Every two years, Member States convene at a Peacekeeping Ministerial to pledge support and innovative responses to evolving security threats. Through these joint efforts, peacekeeping missions, Member States, and their partners are transforming millions of lives. For example:
- Preventing violence on the Golan and in the Democratic Republic of the Congo (DRC): In the Golan, the peacekeeping mission is helping maintain the ceasefire between Israel and Syria and is supervising the disengagement of their forces to help prevent an escalation of tensions and a re-emergence of conflict. Meanwhile, in the DRC, much of the population faces active conflict perpetuated by armed groups. The mission there is conducting patrols to help deter the violence while also enhancing the capacity of local stakeholders to safeguard their citizens. In the province of Ituri, peacekeepers are shielding over 100,000 internally displaced people, while instructors provided by Guatemala are giving specialized training to Congolese armed forces on how to combat armed groups and keep communities safe.
- Protecting civilians in South Sudan. Isolated regions in South Sudan were inaccessible to local and UN security forces, leaving them vulnerable to violence and rape at the hands of armed groups. Member States provided the peacekeeping mission with equipment that enabled them to rapidly respond and set up mobile temporary bases. This innovative, effective approach to security provision has allowed the mission to protect civilians in even the remotest communities.

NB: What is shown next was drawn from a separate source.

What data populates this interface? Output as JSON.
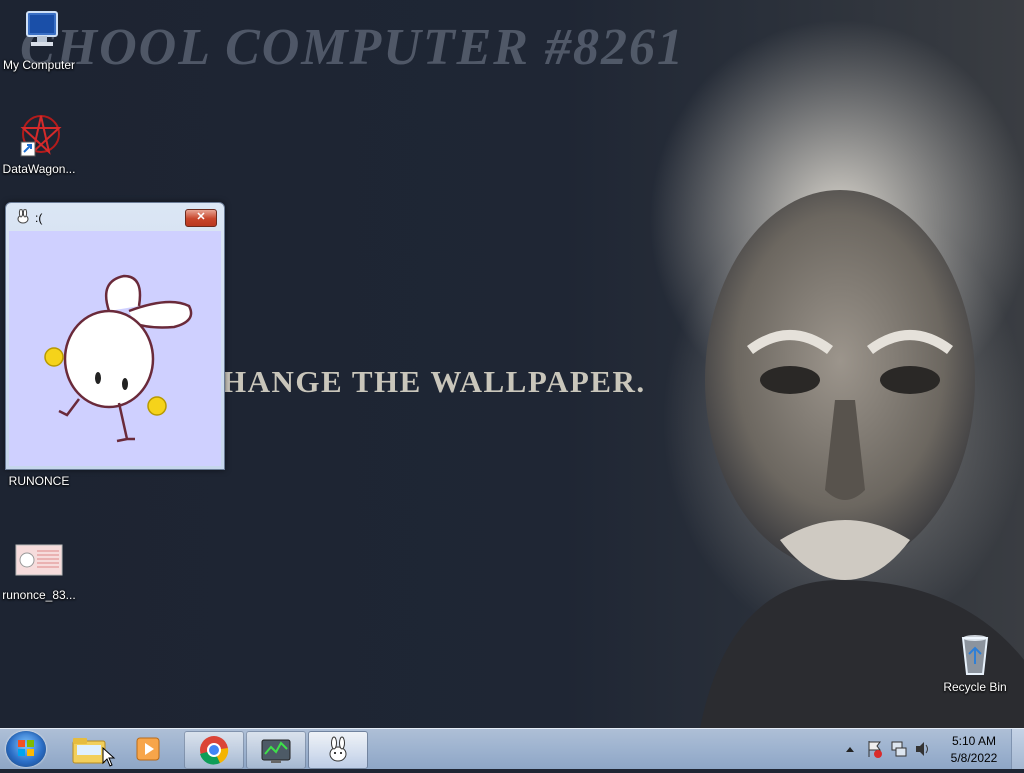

- Promoting human rights and the rule of law in Kosovo. 24 years after the end of the conflict in Kosovo, the peacekeeping mission is working to support local institutions in enhancing the rule of law and the protection of human rights and help create a stable peace for all in Kosovo. The mission is undertaking joint projects with partner organisations, including the Kosovo Law Institute’s free Legal Aid Centre, which is helping Kosovo residents like Velerda Sopi hold people and institutions accountable for violence, human rights violations and injustice, as an important means of deterring future violations. UNMIK is engaging Kosovo grassroots civil society, media, and institutional representatives to build trust between communities and find a common path for progress towards peace.
- Advancing political settlements in the Central African Republic (CAR). Locally driven political agreements form the bedrock of lasting peace, representing the primary goal of UN peace operations. In 2019, the African Union, backed by the peacekeeping mission in CAR, successfully convened armed groups and the National Government to sign a pivotal peace agreement, laying foundations for a more secure future. It was achieved with political support from Angola, Cameroon, Chad, the Congo, Gabon and the Sudan, as well as the Economic Community of Central African States, showing that member state engagement can make the difference between war and peace.
The 2023 Ministerial in Ghana came at a critical juncture: global conflict-related deaths had surged to a 28-year high, and a quarter of the global population were residing in conflict-affected regions. Against this backdrop, Member States united to confront key challenges in contemporary peacekeeping, addressing critical gaps in capabilities, equipment as well as political support.
The ultimate objective of peacekeeping is to end conflict by helping parties to secure and deliver peace agreements and related political processes. In this endeavor, peacekeeping cannot succeed alone. It requires the united and active engagement of Member States. Another priority is enhancing protection of growing number of civilians affected by conflict and strengthening the safety, security, mental health, and wellbeing of peacekeepers. Ensuring the participation and leadership of women in political processes is also crucial as it is fundamental to achieving inclusive and lasting peace.
The impact of the pledges made in Ghana will go far beyond the conclusion of the ministerial. Past commitments of personnel, equipment, training, and political support provided by Member States helped secure peace in a long list of countries like Cambodia, Timor-Leste, Sierra Leone, Cote d’Ivoire, and Liberia. These new commitments will ensure peacekeeping can succeed in the future, despite the increasingly complex and diverse conflict environments where they are asked to serve. With consistent, proactive, and unified support from member states, peacekeeping can continue to work for peace and prosperity for all.